“Currently I’m on the Board of Directors for the Prairie Pride Credit Union. I have been since it became Prairie Pride. I was on the Alida Credit Union Board before that. I’m a Lions member in the Alida District Lions Club and a director on the Saskatchewan Stock Growers Zone 1, I’m on the Sask Party Cannington constituency association although I had to take a leave from that position to pursue this opportunity. I’m currently a councillor for Division 3 in the RM of Reciprocity #32. Prior to that I was on the board of Southeast Cornerstone School Division also for Division 3. I was also on the Souris Moose Mountain board prior to the forced amalgamation. I’ve also volunteered at the rink and for the wildlife in Oxbow. In a small town everyone pitches in and helps out.”
He said he has been involved with the Saskatchewan Party “virtually since it started. Prior to that I was on the Cannington PC Executive as well as the PC Youth President for a term.”
What does he think are the main issues facing people in Cannington?
“The main issue is the economy, always. It sometimes doesn’t get as much discussion as it needs. Our oil and gas industry, although it’s moving and there’s some drilling going on, well servicing, it is not where it needs to be. I don’t believe it’s lack of pipelines that are causing us the most grief right now, I think the most grief is the confidence of investors investing in Canadian oil and gas, especially Western Canadian oil and gas.
“They see a federal government that is basically not supportive and could care less about oil and gas producers.
“In this corner of the province, oil and gas producers are a huge employer, both directly to the companies and through sub-contractors and other residual effects down the line. What we need is a federal government that takes oil and gas production seriously. Canadians and the world need energy and they need to start supporting it. Our provincial government is doing a good job and they need to be supportive at the federal level as well.”
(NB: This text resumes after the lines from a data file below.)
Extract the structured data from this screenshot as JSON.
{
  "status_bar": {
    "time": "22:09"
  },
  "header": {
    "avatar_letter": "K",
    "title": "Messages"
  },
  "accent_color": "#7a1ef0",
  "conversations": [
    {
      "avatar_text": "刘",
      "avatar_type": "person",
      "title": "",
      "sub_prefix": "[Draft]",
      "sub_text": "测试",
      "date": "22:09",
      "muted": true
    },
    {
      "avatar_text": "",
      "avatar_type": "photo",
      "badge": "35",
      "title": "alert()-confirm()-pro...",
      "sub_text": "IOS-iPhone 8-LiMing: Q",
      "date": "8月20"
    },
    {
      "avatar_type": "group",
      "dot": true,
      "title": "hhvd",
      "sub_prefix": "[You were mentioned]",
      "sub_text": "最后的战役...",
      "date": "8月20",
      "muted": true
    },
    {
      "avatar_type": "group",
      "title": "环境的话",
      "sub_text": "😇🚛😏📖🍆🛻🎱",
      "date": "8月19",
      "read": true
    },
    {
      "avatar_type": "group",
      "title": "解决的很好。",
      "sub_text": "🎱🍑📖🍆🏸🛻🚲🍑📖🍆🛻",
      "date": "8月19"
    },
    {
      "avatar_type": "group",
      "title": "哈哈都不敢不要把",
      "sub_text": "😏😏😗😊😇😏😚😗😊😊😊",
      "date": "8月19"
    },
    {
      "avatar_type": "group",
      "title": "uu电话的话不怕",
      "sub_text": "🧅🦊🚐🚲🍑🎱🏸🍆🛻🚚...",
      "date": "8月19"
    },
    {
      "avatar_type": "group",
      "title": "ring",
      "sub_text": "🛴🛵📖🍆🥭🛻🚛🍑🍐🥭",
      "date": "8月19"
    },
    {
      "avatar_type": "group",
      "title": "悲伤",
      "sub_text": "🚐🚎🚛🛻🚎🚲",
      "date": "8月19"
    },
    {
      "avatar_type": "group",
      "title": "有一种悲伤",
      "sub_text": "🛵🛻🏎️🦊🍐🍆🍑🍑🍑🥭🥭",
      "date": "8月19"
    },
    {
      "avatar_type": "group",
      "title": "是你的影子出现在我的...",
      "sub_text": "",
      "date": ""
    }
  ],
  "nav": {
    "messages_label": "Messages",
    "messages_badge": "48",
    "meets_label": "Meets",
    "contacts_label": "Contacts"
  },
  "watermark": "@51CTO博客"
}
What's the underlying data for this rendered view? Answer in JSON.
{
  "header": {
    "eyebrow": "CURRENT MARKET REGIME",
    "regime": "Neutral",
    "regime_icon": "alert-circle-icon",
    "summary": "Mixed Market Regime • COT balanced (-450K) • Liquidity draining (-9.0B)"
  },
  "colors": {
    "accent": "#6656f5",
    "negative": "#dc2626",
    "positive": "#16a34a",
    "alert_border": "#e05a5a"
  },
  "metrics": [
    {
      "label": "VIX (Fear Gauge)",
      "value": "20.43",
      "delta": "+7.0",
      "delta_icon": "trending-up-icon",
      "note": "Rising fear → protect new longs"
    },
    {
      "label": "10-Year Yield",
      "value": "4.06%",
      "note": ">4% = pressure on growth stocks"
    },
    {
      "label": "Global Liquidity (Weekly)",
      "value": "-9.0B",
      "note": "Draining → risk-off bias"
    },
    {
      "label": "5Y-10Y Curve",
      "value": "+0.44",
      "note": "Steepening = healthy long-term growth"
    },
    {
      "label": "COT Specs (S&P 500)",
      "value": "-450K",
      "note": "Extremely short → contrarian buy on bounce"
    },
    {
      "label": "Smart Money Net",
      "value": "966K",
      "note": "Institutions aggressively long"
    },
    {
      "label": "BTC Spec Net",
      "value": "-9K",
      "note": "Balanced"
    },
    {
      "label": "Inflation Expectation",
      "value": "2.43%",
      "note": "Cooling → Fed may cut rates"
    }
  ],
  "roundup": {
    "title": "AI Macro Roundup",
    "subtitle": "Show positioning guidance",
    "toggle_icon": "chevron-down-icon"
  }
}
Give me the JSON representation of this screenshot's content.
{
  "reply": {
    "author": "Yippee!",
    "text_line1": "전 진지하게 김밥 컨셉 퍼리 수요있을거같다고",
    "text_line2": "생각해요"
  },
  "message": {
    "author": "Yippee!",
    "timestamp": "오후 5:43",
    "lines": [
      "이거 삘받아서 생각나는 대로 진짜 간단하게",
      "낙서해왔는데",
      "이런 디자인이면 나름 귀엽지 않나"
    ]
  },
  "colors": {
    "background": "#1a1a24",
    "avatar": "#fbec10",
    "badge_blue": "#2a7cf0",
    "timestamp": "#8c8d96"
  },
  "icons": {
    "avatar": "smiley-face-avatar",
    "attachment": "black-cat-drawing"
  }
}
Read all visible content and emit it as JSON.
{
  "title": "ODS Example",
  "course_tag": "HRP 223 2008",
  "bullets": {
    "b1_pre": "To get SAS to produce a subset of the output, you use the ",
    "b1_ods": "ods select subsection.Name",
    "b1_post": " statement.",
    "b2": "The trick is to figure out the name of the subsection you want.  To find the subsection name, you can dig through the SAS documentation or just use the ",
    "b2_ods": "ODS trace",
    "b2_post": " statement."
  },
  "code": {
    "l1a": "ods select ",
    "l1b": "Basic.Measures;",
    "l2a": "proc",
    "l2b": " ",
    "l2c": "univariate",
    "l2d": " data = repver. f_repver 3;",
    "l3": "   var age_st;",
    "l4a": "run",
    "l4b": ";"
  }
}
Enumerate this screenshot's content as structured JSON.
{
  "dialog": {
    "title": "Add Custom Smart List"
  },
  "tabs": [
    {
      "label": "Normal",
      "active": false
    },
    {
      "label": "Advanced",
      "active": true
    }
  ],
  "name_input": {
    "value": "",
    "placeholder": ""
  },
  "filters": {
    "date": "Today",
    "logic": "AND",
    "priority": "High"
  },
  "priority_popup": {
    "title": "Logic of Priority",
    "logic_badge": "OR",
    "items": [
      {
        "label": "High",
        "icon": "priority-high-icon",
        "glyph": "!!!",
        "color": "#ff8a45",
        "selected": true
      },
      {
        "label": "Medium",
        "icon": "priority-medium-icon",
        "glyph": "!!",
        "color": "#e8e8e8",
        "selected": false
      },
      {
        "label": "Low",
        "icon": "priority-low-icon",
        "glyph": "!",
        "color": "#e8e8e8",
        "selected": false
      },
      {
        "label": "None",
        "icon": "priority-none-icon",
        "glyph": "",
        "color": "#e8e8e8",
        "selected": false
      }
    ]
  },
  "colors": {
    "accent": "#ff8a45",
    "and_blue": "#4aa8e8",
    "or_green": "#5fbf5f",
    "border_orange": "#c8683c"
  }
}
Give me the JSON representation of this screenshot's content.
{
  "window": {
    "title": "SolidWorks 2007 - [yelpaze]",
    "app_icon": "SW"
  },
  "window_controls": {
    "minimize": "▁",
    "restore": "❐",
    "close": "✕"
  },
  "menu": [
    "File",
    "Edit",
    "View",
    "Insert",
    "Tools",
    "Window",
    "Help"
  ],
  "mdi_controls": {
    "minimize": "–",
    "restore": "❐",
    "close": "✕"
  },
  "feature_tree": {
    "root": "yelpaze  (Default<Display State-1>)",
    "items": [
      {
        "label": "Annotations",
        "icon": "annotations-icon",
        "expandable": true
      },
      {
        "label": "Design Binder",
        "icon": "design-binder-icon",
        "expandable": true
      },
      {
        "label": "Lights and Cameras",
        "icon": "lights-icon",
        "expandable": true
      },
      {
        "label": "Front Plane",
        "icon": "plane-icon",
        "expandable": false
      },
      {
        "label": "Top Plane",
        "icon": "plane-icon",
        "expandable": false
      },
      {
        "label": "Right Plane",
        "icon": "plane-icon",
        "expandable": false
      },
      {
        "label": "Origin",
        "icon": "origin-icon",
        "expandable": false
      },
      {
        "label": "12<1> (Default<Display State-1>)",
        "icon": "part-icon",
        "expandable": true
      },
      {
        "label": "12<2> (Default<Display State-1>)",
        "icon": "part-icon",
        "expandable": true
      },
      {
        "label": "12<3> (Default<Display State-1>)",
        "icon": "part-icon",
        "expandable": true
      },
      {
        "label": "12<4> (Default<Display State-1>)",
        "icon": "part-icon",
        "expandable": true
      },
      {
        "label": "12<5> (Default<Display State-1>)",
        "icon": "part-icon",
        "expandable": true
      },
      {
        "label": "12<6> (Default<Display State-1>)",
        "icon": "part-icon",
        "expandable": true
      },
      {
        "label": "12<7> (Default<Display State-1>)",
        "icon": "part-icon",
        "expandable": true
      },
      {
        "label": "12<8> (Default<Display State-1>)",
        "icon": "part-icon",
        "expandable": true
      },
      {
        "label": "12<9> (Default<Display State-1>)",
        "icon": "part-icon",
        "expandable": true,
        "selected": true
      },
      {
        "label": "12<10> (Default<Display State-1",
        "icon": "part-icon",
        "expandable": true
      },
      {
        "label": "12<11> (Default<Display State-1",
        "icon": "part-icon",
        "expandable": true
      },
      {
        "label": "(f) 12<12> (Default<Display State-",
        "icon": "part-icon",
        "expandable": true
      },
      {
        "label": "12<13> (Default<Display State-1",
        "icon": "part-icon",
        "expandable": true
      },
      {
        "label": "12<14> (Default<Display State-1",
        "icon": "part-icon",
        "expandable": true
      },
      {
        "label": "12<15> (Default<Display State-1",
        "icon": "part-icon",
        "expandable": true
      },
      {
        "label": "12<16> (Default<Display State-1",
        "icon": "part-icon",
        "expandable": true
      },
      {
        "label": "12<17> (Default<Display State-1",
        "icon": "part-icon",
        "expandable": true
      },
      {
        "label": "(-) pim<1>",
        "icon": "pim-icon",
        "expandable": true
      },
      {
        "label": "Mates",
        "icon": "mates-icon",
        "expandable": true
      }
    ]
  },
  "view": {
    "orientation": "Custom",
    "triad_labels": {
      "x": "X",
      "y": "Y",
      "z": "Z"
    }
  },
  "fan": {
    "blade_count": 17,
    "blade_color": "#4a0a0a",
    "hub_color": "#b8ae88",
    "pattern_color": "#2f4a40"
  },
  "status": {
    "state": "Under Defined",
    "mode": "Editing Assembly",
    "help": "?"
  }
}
What would Harrison’s main goals be if he becomes the next MLA for Cannington?
“I certainly agree with the provincial government in fighting the federal carbon tax.
“I don’t believe the federal government should have a right to discriminately impose a carbon tax on an individual province just because they don’t believe the plan the province has is adequate.
“I can’t understand how they think they can reach in and unilaterally decide Saskatchewan is getting this carbon tax starting April 1, 2019. I just don’t agree with that.
“The issues locally are certainly the highways and roads which are big concerns. Down the road RMs in certain areas are going to have problems securing gravel. We need to make sure our paved highways are built and maintained to an adequate standard because we have more and more trucks from oil and agriculture hauling down the roads.
“The other main concerns are healthcare and education, both in staff recruitment and keeping up facilities. Staff recruitment as far as healthcare, it’s not just doctors, it’s RNs and nurse practitioners, all kinds of medical care staff are required to keep our healthcare going.
“Our smaller hospitals and health centers go from being adequate to being short in very short order sometimes and it’s an ongoing commitment to keep recruiting future doctors, nurses and other specialists.”
Harrison said he has travelled extensively through the riding in the leadup to the nomination.
“I have been to almost all communities, some to more of a degree,” he said.
“It is a large area and I wish I had more time but I’m still ranching and I still have a job in the oil patch, so my time commitment to get out to different communities has been on weekends and after hours. I’ve been doing my best and working hard to get out there and I’ll keep working hard until the 13th.”